    The way you write reminds me of somebody I knew well who woke up one morning and could not bring himself to go to work- "everything is going round and round in my head..."

    He did return successfully, but only after six months off ("under the doctor" as they say) when he returned to the same employer but a new department.

    Food for thought? Best wishes.
    Last edited by xylophone; 16-05-2019 at 12:24 PM. Reason: add bold
    • c'est moi
    • By c'est moi 16th May 19, 2:04 PM
    • 40 Posts
    • 18 Thanks
    c'est moi
    yes - already under doctors orders - thanks for the good wishes. Under her advice I am making no decisions whilst I am not feeling 100% but it can't hurt to think of other options.

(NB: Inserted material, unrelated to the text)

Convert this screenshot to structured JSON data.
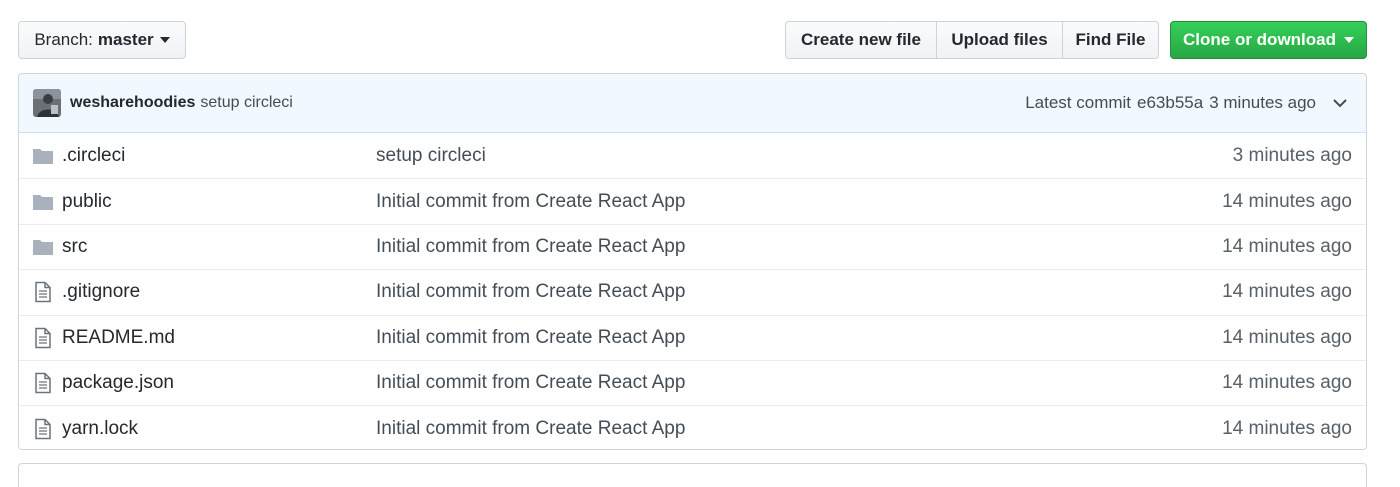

    No, I didn't think I could carry on paying into my work pension if I leave but had not thought about setting up a new pension. I suppose I had dismissed it because I didn't think I would be paying in to it for very long. Is there any point paying into one for say 5 years? I know there is probably no easy answer to that!
    • Marcon
    • By Marcon 16th May 19, 3:34 PM
    • 955 Posts
    • 733 Thanks
    I do know that I can't carry on in my current job for much longer.
    Originally posted by c'est moi
    In that case you've answered your own question....
    • Socajam
    • By Socajam 16th May 19, 3:35 PM
    • 241 Posts
    • 290 Thanks
    I agree with those you suggest part time work.
    You are at a stage in your life where you have choices. Get a job doing 3 days per week and spend the other 2 days enjoying your life.
    The 3 days per week money added to the 1,000.00 should not see much change in your lifestyle.
    You are one like myself with not having a mortgage which puts you in a much better problem than a large number of the population your age.
    • Thrugelmir
    • By Thrugelmir 16th May 19, 4:34 PM
    • 63,105 Posts
    • 56,019 Thanks
    Change your job. Even if it results in a cut in salary.

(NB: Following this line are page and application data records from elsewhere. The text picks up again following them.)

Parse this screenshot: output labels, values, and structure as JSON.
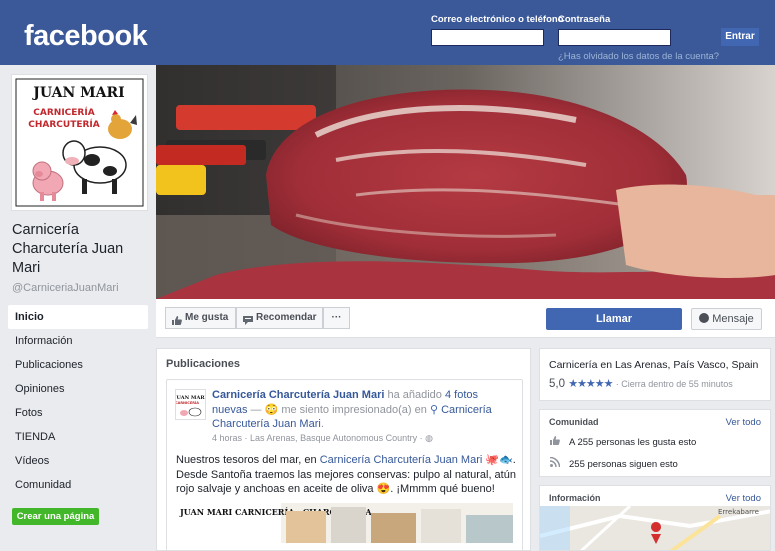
{
  "header": {
    "logo": "facebook",
    "email_label": "Correo electrónico o teléfono",
    "email_value": "",
    "password_label": "Contraseña",
    "password_value": "",
    "forgot_link": "¿Has olvidado los datos de la cuenta?",
    "login_button": "Entrar",
    "brand_color": "#3b5998"
  },
  "profile": {
    "logo_title": "JUAN MARI",
    "logo_line1": "CARNICERÍA",
    "logo_line2": "CHARCUTERÍA",
    "name": "Carnicería Charcutería Juan Mari",
    "handle": "@CarniceriaJuanMari"
  },
  "nav": {
    "items": [
      "Inicio",
      "Información",
      "Publicaciones",
      "Opiniones",
      "Fotos",
      "TIENDA",
      "Vídeos",
      "Comunidad"
    ],
    "active": "Inicio",
    "create_page": "Crear una página"
  },
  "actions": {
    "like": "Me gusta",
    "recommend": "Recomendar",
    "more": "···",
    "call": "Llamar",
    "message": "Mensaje",
    "call_color": "#4267b2"
  },
  "posts": {
    "title": "Publicaciones",
    "post": {
      "author": "Carnicería Charcutería Juan Mari",
      "action_prefix": " ha añadido ",
      "photo_count": "4 fotos nuevas",
      "feeling": " — 😳 me siento impresionado(a) en ",
      "location": "Carnicería Charcutería Juan Mari",
      "location_suffix": ".",
      "time": "4 horas",
      "place": "Las Arenas, Basque Autonomous Country",
      "text_prefix": "Nuestros tesoros del mar, en ",
      "text_link": "Carnicería Charcutería Juan Mari",
      "text_emojis": " 🐙🐟.",
      "text_body": "Desde Santoña traemos las mejores conservas: pulpo al natural, atún rojo salvaje y anchoas en aceite de oliva 😍. ¡Mmmm qué bueno!",
      "image_banner": "JUAN MARI  CARNICERÍA · CHARCUTERÍA"
    }
  },
  "right": {
    "category": "Carnicería en Las Arenas, País Vasco, Spain",
    "rating": "5,0",
    "stars": "★★★★★",
    "status": "· Cierra dentro de 55 minutos",
    "community_title": "Comunidad",
    "community_link": "Ver todo",
    "likes": "A 255 personas les gusta esto",
    "follows": "255 personas siguen esto",
    "info_title": "Información",
    "info_link": "Ver todo",
    "map_label": "Errekabarre"
  }
}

    Be warned though. As you get older you'll finder harder to get back on the ladder. Age and over qualification will discriminate against you.
    "'The mistakes we make as investors is when the market's going up, we think it's going to go up forever. When the market goes down, we think it's going to go down forever. Neither of those things actually happen. Doesn't do anything forever. It's by the moment.'" - John Bogle
Welcome to our new Forum!

Our aim is to save you money quickly and easily. We hope you like it!

Forum Team Contact us

Live Stats

389Posts Today

3,598Users online

Martin's Twitter